> What the exercise asks: Find the string "iPhone" in the records and copy each line where it occurs.

> Data shown:

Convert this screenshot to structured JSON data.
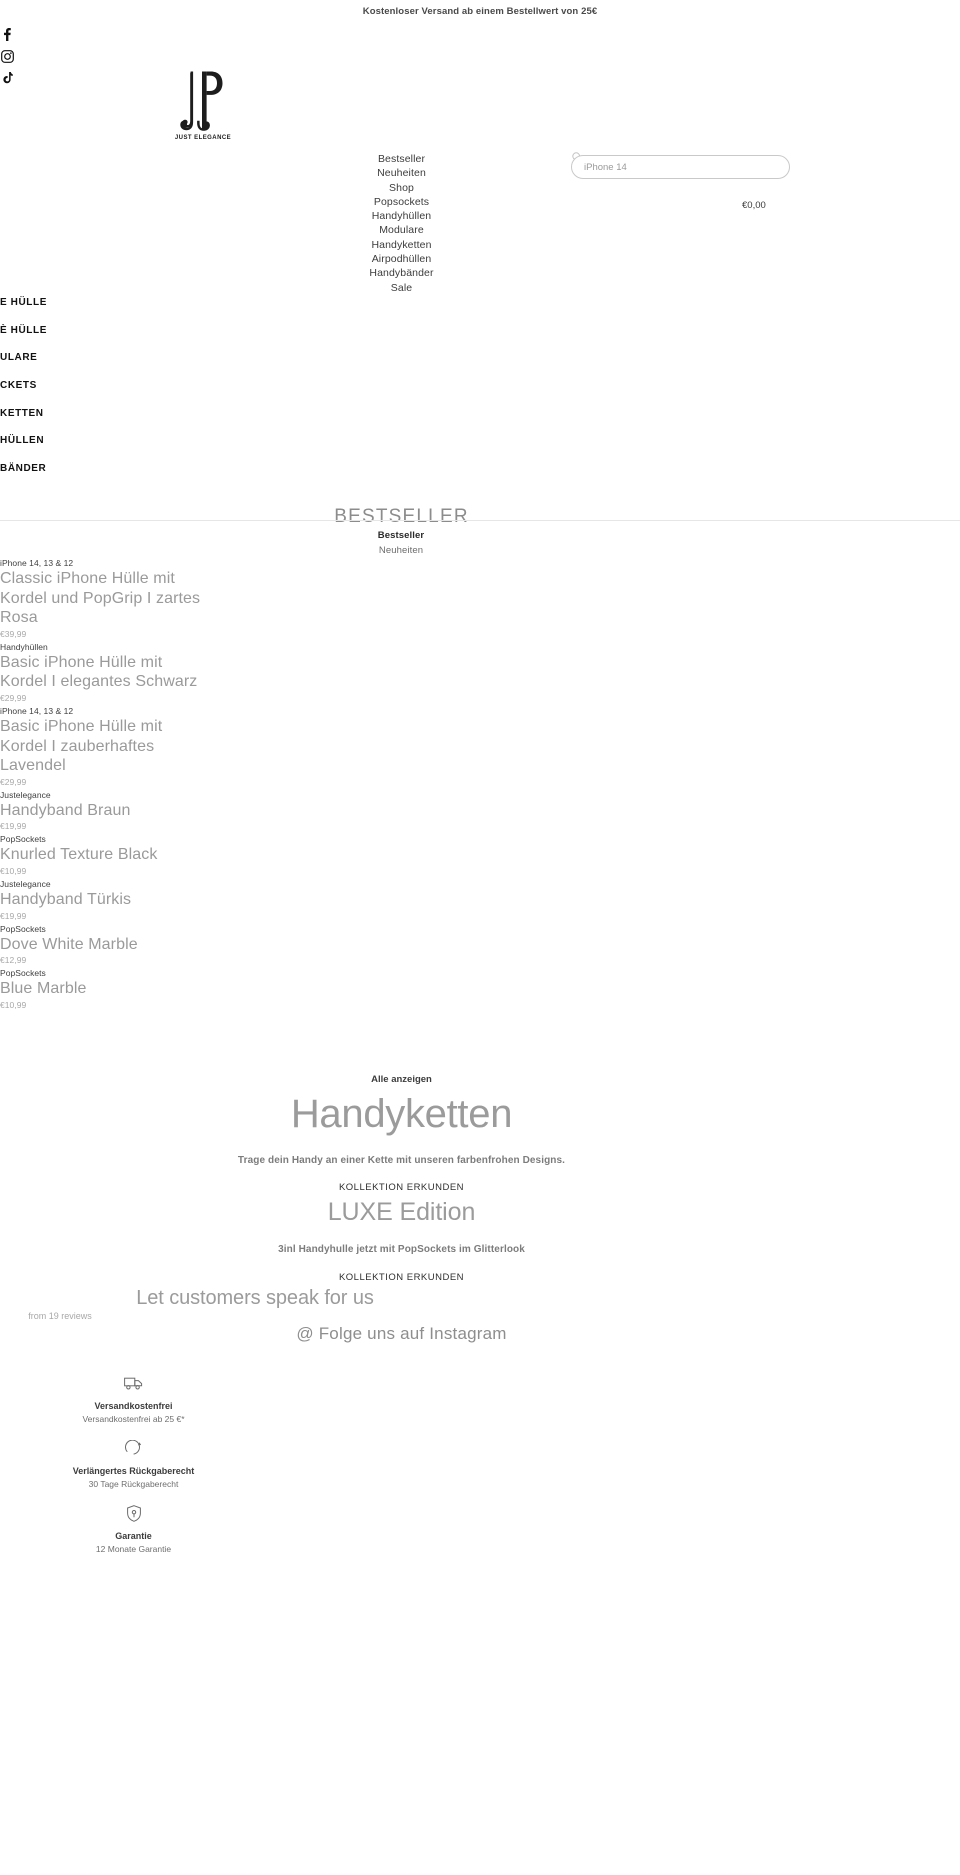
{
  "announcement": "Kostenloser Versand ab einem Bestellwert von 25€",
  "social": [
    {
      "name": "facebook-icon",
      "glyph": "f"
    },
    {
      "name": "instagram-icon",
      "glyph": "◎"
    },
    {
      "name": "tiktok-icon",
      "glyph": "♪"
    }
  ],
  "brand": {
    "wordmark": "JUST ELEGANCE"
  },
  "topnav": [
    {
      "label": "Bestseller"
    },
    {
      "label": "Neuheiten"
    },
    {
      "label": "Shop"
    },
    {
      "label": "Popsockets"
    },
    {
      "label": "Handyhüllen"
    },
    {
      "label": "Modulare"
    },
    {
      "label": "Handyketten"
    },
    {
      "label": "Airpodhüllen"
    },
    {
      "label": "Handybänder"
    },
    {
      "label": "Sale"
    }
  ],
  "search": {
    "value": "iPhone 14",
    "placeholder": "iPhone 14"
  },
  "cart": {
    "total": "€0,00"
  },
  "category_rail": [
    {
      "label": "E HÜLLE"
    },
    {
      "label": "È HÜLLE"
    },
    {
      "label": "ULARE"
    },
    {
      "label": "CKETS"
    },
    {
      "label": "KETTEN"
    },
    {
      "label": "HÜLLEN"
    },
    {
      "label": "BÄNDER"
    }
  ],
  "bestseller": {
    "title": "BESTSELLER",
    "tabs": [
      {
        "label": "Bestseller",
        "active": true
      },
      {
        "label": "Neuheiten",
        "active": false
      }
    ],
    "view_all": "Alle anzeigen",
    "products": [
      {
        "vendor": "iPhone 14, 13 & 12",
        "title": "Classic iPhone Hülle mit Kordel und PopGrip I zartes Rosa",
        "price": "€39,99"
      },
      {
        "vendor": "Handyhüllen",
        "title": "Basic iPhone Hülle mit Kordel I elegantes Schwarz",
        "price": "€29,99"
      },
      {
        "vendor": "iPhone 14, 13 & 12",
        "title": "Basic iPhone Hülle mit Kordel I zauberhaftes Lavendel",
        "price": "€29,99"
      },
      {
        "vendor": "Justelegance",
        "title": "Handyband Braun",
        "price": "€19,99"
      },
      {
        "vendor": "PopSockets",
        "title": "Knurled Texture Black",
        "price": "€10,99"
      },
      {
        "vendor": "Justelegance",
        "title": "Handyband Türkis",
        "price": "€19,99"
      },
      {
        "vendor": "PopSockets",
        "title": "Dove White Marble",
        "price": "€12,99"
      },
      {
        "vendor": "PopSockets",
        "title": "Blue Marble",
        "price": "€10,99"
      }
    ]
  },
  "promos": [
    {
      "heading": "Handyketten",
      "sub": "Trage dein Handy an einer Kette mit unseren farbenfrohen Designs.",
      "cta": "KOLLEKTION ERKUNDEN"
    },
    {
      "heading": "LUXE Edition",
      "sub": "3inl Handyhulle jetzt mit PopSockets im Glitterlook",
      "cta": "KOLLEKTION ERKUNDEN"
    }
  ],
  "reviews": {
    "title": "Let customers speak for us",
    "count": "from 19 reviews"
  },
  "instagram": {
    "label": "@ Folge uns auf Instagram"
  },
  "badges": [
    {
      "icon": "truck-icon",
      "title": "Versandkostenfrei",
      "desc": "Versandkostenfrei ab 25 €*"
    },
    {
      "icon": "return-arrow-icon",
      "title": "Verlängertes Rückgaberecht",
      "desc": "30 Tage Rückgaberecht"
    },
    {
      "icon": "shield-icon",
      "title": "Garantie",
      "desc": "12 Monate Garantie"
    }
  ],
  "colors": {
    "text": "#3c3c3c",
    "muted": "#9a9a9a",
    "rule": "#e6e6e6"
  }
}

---

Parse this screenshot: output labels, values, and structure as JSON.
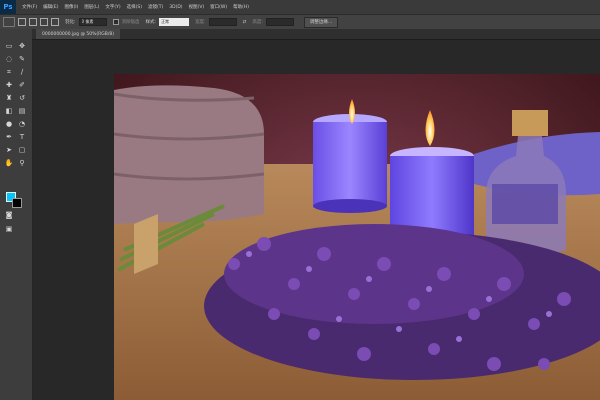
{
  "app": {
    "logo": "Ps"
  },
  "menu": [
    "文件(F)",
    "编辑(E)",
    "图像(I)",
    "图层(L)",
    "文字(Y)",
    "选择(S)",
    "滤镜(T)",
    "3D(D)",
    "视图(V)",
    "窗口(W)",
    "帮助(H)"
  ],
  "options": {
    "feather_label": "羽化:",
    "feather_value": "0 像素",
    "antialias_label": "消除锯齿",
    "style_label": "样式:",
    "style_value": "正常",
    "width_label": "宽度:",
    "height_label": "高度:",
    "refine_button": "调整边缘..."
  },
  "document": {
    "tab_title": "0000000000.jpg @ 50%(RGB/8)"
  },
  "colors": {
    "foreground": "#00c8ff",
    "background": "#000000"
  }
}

> Response to this exercise:
    "value": "iPhone 14",
    "placeholder": "iPhone 14"
        "vendor": "iPhone 14, 13 & 12",
        "title": "Classic iPhone Hülle mit Kordel und PopGrip I zartes Rosa",
        "title": "Basic iPhone Hülle mit Kordel I elegantes Schwarz",
        "vendor": "iPhone 14, 13 & 12",
        "title": "Basic iPhone Hülle mit Kordel I zauberhaftes Lavendel",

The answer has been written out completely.